It all started with the slatherers. That’s what the locals call the volunteers who apply sunscreen on the athletes. I’ve been told that this volunteer position fills up first, hmmm, I wonder why! As I was heading out for the run they asked if I wanted sunscreen, and before I knew it 8 – eight! hands were all over my face, neck, arms, and legs!
The run is a lot more personal than the other disciplines – the course is mostly two out and backs, so you get to see the other athletes, and also the spectators (much easier than at 20mph on the bike!). I had seen some of the C Different people on the bike, but on the run I was able to see and cheer them all.
I came up behind Charlie Plaskon and his guide when they were on a walk break. I walked with him and told him that he inspires me to do my best. Without skipping a beat, he replies: “Well if you’re going to do your best you shouldn’t be walking here with me!” I laughed and ran on. Charlie ended up finished in 15:33 – pretty great for a 64 year old guy who can’t see!
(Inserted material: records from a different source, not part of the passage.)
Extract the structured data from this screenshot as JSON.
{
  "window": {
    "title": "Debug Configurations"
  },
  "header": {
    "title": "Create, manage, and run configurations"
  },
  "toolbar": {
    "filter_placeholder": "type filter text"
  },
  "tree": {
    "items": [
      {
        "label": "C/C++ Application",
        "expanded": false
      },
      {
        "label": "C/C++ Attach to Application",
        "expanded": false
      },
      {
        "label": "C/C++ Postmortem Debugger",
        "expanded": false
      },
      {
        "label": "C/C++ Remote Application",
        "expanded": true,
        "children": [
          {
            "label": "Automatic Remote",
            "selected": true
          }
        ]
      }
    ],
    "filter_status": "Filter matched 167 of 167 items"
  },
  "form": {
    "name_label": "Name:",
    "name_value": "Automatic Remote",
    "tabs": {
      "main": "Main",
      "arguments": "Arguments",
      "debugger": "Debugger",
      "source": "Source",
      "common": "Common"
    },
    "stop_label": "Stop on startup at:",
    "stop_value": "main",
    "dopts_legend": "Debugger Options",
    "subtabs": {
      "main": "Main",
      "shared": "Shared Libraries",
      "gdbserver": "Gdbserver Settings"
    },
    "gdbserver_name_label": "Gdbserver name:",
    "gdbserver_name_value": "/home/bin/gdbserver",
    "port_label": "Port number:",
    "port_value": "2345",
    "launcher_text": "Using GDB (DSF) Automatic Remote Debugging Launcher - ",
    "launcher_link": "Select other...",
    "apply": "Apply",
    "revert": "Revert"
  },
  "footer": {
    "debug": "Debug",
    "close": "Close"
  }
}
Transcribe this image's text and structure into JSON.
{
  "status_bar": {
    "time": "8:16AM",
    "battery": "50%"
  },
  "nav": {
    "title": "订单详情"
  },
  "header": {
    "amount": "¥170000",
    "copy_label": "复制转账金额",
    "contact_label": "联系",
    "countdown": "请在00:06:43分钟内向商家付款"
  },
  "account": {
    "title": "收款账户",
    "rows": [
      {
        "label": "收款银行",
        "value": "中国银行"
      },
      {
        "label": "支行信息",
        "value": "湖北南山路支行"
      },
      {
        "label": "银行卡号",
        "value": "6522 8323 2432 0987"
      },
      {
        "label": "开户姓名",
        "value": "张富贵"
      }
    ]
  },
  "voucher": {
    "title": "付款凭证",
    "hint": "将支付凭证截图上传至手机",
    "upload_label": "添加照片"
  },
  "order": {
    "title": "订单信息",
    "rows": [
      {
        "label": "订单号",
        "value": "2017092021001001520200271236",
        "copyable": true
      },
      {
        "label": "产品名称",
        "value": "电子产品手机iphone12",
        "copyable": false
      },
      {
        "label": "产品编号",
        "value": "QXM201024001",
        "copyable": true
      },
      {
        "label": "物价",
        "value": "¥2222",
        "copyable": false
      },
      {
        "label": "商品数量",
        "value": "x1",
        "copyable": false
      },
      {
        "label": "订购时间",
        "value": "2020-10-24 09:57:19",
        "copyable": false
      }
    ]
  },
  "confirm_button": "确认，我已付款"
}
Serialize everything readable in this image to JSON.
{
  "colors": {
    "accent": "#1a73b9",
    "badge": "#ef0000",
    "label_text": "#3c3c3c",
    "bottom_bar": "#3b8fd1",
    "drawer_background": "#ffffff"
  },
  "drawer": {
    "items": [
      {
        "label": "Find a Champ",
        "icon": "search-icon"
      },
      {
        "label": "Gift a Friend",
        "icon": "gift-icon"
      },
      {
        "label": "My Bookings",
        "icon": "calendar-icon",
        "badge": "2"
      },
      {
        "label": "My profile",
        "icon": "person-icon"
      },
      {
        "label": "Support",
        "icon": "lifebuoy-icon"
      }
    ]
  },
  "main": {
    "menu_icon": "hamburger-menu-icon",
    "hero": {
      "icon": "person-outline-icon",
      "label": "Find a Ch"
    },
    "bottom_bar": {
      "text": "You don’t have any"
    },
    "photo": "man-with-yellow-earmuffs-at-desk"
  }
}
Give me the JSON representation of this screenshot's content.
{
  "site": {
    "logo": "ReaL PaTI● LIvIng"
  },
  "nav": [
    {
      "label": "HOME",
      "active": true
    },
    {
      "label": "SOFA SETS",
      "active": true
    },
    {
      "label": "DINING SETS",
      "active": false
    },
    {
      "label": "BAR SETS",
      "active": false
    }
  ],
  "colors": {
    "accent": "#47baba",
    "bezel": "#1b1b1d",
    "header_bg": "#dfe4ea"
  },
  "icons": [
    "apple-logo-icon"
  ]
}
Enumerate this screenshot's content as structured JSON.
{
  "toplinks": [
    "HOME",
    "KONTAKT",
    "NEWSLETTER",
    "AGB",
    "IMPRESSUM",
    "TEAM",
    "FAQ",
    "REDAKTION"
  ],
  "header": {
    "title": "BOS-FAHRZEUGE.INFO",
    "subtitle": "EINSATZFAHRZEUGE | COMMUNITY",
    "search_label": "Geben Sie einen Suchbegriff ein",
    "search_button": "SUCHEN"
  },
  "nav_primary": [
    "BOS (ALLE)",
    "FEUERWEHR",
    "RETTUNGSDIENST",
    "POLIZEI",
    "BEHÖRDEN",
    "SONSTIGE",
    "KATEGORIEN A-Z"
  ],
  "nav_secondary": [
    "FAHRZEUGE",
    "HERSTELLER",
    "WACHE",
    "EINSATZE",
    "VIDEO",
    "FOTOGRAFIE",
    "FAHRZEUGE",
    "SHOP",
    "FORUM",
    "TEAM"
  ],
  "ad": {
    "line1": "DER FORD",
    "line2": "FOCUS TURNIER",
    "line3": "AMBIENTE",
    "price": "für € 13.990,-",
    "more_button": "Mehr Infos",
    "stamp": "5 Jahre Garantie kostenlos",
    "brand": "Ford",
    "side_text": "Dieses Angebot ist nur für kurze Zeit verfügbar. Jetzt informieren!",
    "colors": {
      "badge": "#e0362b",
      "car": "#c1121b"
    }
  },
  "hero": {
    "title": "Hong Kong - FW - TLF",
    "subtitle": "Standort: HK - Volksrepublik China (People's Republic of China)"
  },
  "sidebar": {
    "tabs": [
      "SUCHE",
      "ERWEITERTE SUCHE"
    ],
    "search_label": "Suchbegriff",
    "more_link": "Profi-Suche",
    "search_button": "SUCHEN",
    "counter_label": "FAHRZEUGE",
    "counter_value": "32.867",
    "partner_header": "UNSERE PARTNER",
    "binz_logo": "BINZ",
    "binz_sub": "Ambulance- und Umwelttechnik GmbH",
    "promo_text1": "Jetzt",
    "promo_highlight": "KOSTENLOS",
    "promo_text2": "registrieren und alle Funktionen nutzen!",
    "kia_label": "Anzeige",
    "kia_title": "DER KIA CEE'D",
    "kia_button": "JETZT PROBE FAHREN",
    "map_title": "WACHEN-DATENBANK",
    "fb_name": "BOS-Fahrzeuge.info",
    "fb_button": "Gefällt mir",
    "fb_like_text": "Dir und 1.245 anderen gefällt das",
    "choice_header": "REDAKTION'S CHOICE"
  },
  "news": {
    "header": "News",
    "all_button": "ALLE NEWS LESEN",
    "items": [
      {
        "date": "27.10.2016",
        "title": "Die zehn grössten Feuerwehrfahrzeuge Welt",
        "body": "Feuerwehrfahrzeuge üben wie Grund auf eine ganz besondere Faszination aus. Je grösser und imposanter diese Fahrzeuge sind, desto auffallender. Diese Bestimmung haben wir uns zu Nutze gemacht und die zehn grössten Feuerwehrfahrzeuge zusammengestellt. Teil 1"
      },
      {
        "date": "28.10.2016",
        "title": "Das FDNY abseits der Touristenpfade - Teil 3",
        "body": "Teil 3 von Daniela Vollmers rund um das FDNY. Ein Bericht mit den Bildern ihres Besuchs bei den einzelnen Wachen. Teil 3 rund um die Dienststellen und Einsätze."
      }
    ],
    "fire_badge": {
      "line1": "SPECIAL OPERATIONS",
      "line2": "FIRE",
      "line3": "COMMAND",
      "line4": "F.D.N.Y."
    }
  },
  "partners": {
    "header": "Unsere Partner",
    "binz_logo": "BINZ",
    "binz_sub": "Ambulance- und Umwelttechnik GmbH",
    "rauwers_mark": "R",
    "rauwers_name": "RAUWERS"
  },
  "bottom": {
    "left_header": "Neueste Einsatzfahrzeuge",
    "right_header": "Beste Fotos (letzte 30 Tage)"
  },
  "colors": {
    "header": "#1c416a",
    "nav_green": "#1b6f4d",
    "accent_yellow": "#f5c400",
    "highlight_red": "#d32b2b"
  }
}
My pacing discipline faltered a bit on the run, and running a bit too fast early on started to catch up with me at around 15 miles. I was very fortunate that around mile 20 I met up with a young guy named Zach who also wanted to break the 12 hour mark. So I would call out paces from my GPS and he would calculate if we were going fast enough given our current distance and pace. He was very encouraging and enthusiastic. While triathlon is a very individual sport, finding a “teammate” late in the run is priceless.
Zach and I made our 12 hour goal with a bit to spare. So after a 4:04 run I ended up with a total time of 11:54:20. Let me tell you – it felt GREAT to cross that finish line!
And more numbers…after the bike I was in 891st place, but after the run I finished in 559th place out of 2060. That means that I passed about 330 people on the run – Yipes! So this was great proof that my pacing worked well (and also proof that I still have some room to improve on the bike!). Comparing to last year is even better news – I did a 12:36 last year. So I knocked off 42 minutes from last year on this same course, and 10 minutes off my best Ironman time from Vineman the year before!
After soaking in the lake a bit I got bundled up and went back to the finish line with Karen, and was able to give some of my EnduranceNation partners a little shout (ok…a BIG SHOUT!) as they approached the finish line. We also saw some of the C Different folks including Richard, who I spent a lot of time with on Thursday was guided by C Different founder Matt Miller, and they finished in 14:36 – a great time!
Me at the finish line with my son Conor
If you haven’t already, please go to http://www.cdifferent.org and sign up for their newsletter. I’ve been amazed by what I’ve seen this week, yet this was only one of their events for a busy summer and on through the rest of the year.